▸ Your instructions
Please state how many lines of the records hold the string "Write", giving nothing but the number.

Saved entries

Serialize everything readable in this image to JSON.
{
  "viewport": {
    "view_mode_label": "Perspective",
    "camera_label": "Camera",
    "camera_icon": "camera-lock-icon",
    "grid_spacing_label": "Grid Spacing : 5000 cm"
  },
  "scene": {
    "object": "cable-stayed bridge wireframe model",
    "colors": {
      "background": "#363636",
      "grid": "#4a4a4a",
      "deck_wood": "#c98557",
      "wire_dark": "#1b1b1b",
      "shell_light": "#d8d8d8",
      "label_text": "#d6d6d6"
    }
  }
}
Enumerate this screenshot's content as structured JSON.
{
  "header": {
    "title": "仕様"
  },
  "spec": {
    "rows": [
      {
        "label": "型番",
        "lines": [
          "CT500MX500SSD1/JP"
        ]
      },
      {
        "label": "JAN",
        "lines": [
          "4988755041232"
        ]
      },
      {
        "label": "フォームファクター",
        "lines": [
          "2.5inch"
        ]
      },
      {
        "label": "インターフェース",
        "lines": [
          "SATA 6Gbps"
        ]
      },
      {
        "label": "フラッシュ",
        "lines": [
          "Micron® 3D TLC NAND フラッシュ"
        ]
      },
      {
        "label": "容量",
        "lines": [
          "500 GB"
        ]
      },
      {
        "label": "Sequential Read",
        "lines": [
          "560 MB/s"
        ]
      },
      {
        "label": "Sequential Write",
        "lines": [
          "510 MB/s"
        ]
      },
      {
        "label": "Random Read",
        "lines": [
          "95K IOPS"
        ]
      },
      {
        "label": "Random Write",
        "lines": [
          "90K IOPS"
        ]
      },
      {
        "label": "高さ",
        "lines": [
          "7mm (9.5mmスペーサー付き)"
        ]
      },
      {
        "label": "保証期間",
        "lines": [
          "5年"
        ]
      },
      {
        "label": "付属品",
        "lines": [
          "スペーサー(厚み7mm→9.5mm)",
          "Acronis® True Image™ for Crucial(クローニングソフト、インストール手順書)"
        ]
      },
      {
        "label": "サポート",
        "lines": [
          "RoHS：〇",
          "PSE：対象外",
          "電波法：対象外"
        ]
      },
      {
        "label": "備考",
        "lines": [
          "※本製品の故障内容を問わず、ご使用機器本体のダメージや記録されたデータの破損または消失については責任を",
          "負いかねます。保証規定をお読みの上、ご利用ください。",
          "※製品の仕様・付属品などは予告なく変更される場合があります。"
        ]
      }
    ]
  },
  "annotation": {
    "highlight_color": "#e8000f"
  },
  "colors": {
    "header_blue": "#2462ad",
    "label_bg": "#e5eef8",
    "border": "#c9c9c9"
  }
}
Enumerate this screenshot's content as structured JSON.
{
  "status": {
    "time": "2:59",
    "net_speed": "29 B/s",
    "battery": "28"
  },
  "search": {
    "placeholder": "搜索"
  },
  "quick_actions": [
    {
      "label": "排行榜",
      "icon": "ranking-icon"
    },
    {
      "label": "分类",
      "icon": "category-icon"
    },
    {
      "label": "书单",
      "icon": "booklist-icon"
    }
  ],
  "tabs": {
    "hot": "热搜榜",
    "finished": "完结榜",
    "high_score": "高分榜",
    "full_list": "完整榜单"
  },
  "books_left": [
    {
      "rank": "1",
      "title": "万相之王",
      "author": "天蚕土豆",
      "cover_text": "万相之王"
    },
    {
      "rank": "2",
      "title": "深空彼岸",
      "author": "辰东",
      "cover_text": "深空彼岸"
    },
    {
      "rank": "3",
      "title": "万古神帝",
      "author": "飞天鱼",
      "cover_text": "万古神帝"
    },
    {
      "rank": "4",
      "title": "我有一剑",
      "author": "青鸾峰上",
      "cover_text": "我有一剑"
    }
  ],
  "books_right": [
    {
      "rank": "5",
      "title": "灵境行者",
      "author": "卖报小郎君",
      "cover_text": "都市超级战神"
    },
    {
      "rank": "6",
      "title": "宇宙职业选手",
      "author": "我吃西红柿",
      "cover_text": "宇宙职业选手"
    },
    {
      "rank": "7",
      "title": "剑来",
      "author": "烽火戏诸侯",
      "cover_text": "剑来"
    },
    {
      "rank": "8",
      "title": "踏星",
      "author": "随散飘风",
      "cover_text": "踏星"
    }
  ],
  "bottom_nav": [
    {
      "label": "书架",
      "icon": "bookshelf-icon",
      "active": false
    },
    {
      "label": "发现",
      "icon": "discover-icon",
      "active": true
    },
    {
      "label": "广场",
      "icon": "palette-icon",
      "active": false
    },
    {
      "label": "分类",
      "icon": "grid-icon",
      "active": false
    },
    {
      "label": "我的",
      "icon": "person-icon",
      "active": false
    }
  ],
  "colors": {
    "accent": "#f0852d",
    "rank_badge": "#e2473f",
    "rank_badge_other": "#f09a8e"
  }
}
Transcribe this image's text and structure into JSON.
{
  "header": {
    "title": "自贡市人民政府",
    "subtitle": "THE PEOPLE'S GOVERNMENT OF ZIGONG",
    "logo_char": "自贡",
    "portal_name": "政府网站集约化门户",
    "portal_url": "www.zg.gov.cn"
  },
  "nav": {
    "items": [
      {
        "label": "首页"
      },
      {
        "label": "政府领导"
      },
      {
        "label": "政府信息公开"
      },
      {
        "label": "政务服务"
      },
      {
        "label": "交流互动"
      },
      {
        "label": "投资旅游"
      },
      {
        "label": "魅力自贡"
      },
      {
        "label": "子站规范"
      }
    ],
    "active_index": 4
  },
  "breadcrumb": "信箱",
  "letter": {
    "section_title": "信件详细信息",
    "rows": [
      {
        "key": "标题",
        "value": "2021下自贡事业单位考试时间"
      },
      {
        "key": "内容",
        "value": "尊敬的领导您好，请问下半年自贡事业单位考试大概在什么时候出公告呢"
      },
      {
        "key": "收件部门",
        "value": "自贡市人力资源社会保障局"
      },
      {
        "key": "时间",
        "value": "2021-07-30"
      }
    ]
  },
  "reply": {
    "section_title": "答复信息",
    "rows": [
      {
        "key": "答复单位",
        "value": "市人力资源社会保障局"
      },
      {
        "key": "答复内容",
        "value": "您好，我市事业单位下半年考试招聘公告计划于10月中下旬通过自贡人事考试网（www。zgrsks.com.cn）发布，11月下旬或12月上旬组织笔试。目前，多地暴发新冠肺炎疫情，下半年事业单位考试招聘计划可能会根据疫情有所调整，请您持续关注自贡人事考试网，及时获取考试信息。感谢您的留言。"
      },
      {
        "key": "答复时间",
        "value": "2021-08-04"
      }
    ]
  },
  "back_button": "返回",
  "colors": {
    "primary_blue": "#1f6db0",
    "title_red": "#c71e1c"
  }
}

▸ Answer
2